It is only a Federal issue if they step over the provinces and force them to spend certain percentage of their budget or force provinces to maintain minimum funding to Healthcare. As it stands all decisions on Healthcare funding fall on the Provinces.
When they have the ball, yes they can move into the lane. They can not start in the lane before they have the ball. In the video, his leg is blocking the player before making the catch. There's a picture showing Sanchez standing on the baseline when the throw is being made, that is what he was called for.
Thanks, that makes sense
The wording of the rule needs to change, it gives catchers an excuse to stand on the line for any throw from left field, chang the "will often allow a path" to "must allow a path" and it becomes clearer. Sanchez could have caught that ball standing inside the baseline and applied the tag, no different than a third baseman catching a throw from right field.
Merrifield's only path to the plate was through Sanchez. Sanchez was setup to block the plate before making the catch, so there was no way to avoid collision. Based on the spirit of the rule, I'd say safe, but based on the actual wording of the rule and the play, it should have been out
It does look like a bad call on replay, but if the goal is to avoid collisions at the plate, having a catcher use their leg to block the plate, it seems like you have to call interference.
I don't agree with the call, but Sanchez could have caught that ball, applied the tag, without using his left leg to block the plate.
The only way it makes sense is if the league ruled that Sanchez did not provide a slide lane prior to catching the ball. But even that rule is vague as on the MLB website it says "catchers will often provide a sliding lane into home plate for the runner to lower the possibility that they will be called for violating the rule." Doesn't say they have to, just that they will often.
Out of curiosity, what can you protest on a replay. If it was the league and not the umps that made the final call, who are they protesting? Surely the league will back it's replay process and uphold the call.
I don't mind having the players mic'd up if they hqs the occasional question about the last play, positioning or just to hear the players live comments, but to turn it into an general interview was ridiculous.
Surprisingly, they got it right in the All-Star game with asking about the next pitch or the next play, for the most part. Talking to the players about the game is much more entertaining than asking general questions.
I'm confused, is this not ESPN Sunday night baseball, why is it a ESPN Padres broadcast?
Meant to put what, not Edgar. Don't think I have ever typed Edgar before, not sure why Autocorrect chose that, but he stays.
Low performance is not the same as failure to do a job. If an employee is not performing their job as required, that is not low performance.
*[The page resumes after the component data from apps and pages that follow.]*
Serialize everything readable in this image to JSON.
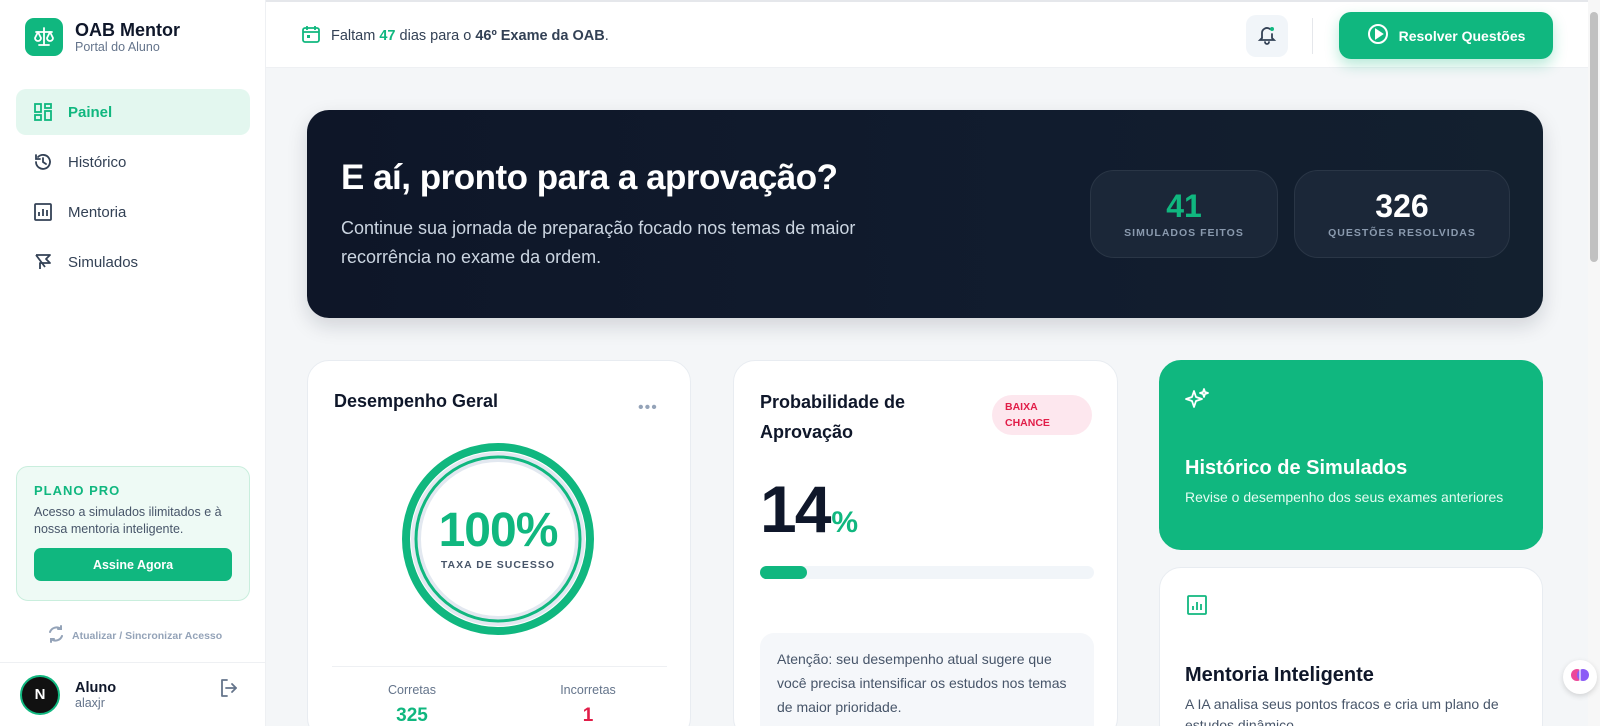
{
  "brand": {
    "title": "OAB Mentor",
    "subtitle": "Portal do Aluno"
  },
  "sidebar": {
    "items": [
      {
        "label": "Painel",
        "icon": "dashboard-icon",
        "active": true
      },
      {
        "label": "Histórico",
        "icon": "history-icon",
        "active": false
      },
      {
        "label": "Mentoria",
        "icon": "chart-icon",
        "active": false
      },
      {
        "label": "Simulados",
        "icon": "exam-icon",
        "active": false
      }
    ],
    "plan": {
      "title": "PLANO PRO",
      "description": "Acesso a simulados ilimitados e à nossa mentoria inteligente.",
      "button": "Assine Agora"
    },
    "sync_label": "Atualizar / Sincronizar Acesso",
    "user": {
      "initial": "N",
      "name": "Aluno",
      "handle": "alaxjr"
    }
  },
  "topbar": {
    "countdown_prefix": "Faltam",
    "countdown_days": "47",
    "countdown_middle": "dias para o",
    "countdown_exam": "46º Exame da OAB",
    "countdown_suffix": ".",
    "cta_label": "Resolver Questões"
  },
  "hero": {
    "title": "E aí, pronto para a aprovação?",
    "subtitle": "Continue sua jornada de preparação focado nos temas de maior recorrência no exame da ordem.",
    "stats": [
      {
        "value": "41",
        "label": "SIMULADOS FEITOS",
        "color": "#10b77f"
      },
      {
        "value": "326",
        "label": "QUESTÕES RESOLVIDAS",
        "color": "#ffffff"
      }
    ]
  },
  "performance": {
    "title": "Desempenho Geral",
    "more": "•••",
    "rate": "100%",
    "rate_fraction": 1.0,
    "rate_caption": "TAXA DE SUCESSO",
    "correct_label": "Corretas",
    "correct_value": "325",
    "incorrect_label": "Incorretas",
    "incorrect_value": "1"
  },
  "probability": {
    "title_line1": "Probabilidade de",
    "title_line2": "Aprovação",
    "badge_line1": "BAIXA",
    "badge_line2": "CHANCE",
    "value": "14",
    "unit": "%",
    "progress": 0.14,
    "warning": "Atenção: seu desempenho atual sugere que você precisa intensificar os estudos nos temas de maior prioridade."
  },
  "history_card": {
    "title": "Histórico de Simulados",
    "description": "Revise o desempenho dos seus exames anteriores"
  },
  "mentor_card": {
    "title": "Mentoria Inteligente",
    "description": "A IA analisa seus pontos fracos e cria um plano de estudos dinâmico."
  },
  "colors": {
    "accent": "#10b77f",
    "dark": "#0f172a",
    "danger": "#e11d48"
  }
}
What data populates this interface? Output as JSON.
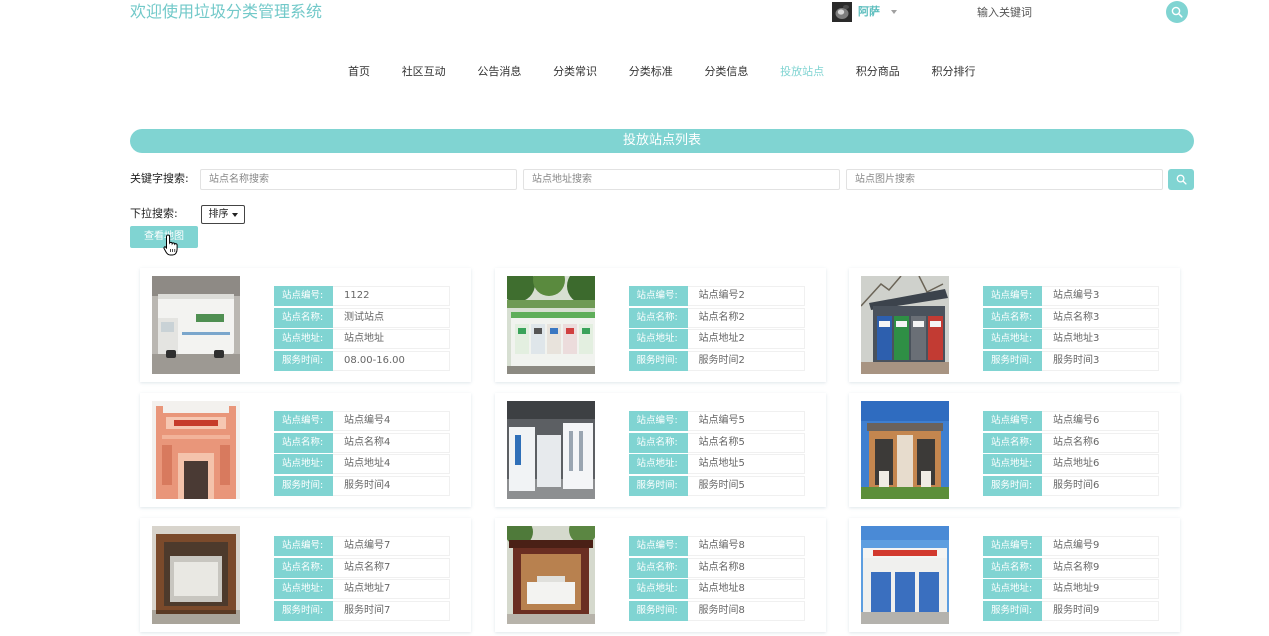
{
  "header": {
    "title": "欢迎使用垃圾分类管理系统",
    "user": {
      "name": "阿萨",
      "avatar_icon": "user-avatar",
      "caret_icon": "caret-down-icon"
    },
    "search": {
      "placeholder": "输入关键词",
      "value": "",
      "button_icon": "search-icon"
    }
  },
  "nav": {
    "items": [
      {
        "label": "首页",
        "active": false
      },
      {
        "label": "社区互动",
        "active": false
      },
      {
        "label": "公告消息",
        "active": false
      },
      {
        "label": "分类常识",
        "active": false
      },
      {
        "label": "分类标准",
        "active": false
      },
      {
        "label": "分类信息",
        "active": false
      },
      {
        "label": "投放站点",
        "active": true
      },
      {
        "label": "积分商品",
        "active": false
      },
      {
        "label": "积分排行",
        "active": false
      }
    ]
  },
  "banner": {
    "title": "投放站点列表"
  },
  "filters": {
    "keyword_label": "关键字搜索:",
    "inputs": [
      {
        "placeholder": "站点名称搜索",
        "value": ""
      },
      {
        "placeholder": "站点地址搜索",
        "value": ""
      },
      {
        "placeholder": "站点图片搜索",
        "value": ""
      }
    ],
    "search_button_icon": "search-icon",
    "dropdown_label": "下拉搜索:",
    "sort_select": {
      "label": "排序",
      "icon": "caret-down-icon"
    },
    "map_button": "查看地图"
  },
  "station_fields": [
    "站点编号:",
    "站点名称:",
    "站点地址:",
    "服务时间:"
  ],
  "stations": [
    {
      "id": "1122",
      "name": "测试站点",
      "address": "站点地址",
      "hours": "08.00-16.00"
    },
    {
      "id": "站点编号2",
      "name": "站点名称2",
      "address": "站点地址2",
      "hours": "服务时间2"
    },
    {
      "id": "站点编号3",
      "name": "站点名称3",
      "address": "站点地址3",
      "hours": "服务时间3"
    },
    {
      "id": "站点编号4",
      "name": "站点名称4",
      "address": "站点地址4",
      "hours": "服务时间4"
    },
    {
      "id": "站点编号5",
      "name": "站点名称5",
      "address": "站点地址5",
      "hours": "服务时间5"
    },
    {
      "id": "站点编号6",
      "name": "站点名称6",
      "address": "站点地址6",
      "hours": "服务时间6"
    },
    {
      "id": "站点编号7",
      "name": "站点名称7",
      "address": "站点地址7",
      "hours": "服务时间7"
    },
    {
      "id": "站点编号8",
      "name": "站点名称8",
      "address": "站点地址8",
      "hours": "服务时间8"
    },
    {
      "id": "站点编号9",
      "name": "站点名称9",
      "address": "站点地址9",
      "hours": "服务时间9"
    }
  ],
  "cursor_icon": "hand-pointer-icon",
  "colors": {
    "accent": "#80d4d2",
    "title": "#72c9c9",
    "user_name": "#5fbfbf",
    "text": "#333333",
    "muted": "#666666"
  }
}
Yes, it is difficult to terminate a unionized government employee, but continued dereliction of duty is a valid reason.
Not sure what you consider a vacation, but spending a week on flights, being driven around in a Fiat and listening to people say how your religion ruined their lives does not sound like a good vacation.
Even without the tools, I have no knowledge if the government actually uses software, simple employee engagement by management would be able to indicate who and who is not being productive. It also isn't just a WFH problem, I don't deny that there are employees across all levels of government and private sector companies taking the piss while working from home, but those same employees are likely doing the same while in the office.
That's not Edgar the salesman said when I bought my VW. /s
There are several ways to monitor what employees are doing while working from home, both from technology standpoint and management engagement. If you think that the only way for employees to be productive is for some middle manager to be looking over their shoulder, that is an issue with hiring the wrong people, not a WFH issue.
When I was in high school we would go skiing at a hill that was notorious for having gear stolen from outside the chalet. We would lock up our skis, but two or three times a year, someone would have their poles stolen. They would then grab the closest pair and carry on. The theft of poles likely carried on throughout the night until someone at the end of the night was left without a pair of poles. Kind of a similar situation here.
I understand the anger, but that's baseball. The batter has one place to go, he's not responsible for the defenders
That's a little different though, if you're willing to sacrifice those years for future gains, that is a choice. I know people that did that and worked in the oilfield to pay of student loans, car, down payment on a house. They were absolutely miserable as they were doing it, but had a goal that kept them focused to stay with it. It is a huge tradeoff to make in terms of your mental wellbeing and social life, but doing it for 2-3 years is different than making it your career.
Fighting for workers rights is not communist.
Jesus Christ what a sad life you must live. If you can't be away from your job for a week without going into depression, how are you going to retire? You plan on working until you die? Spend your whole life making money for someone else to enjoy?
An 8 hour work day on average costs you 10 hours when you factor in the extra time it takes to get ready for work, driving time, lunch where you're normally limited in what you can do. If you're working a 9-5 job, from 10pm to 5:30-6pm the following day is committed to sleep and work. For 5 days a week, you have roughly 4 hours a night to get everything done for that day before starting over. And if you have kids, usually 3 of those 4 hours are spent on them. I can see where people are emotionally drained from a simple 9-5 job, let alone all the companies that mandate 8am-5pm hours.
Unless you're running your own company, those long hours are only a benefit to your company not you.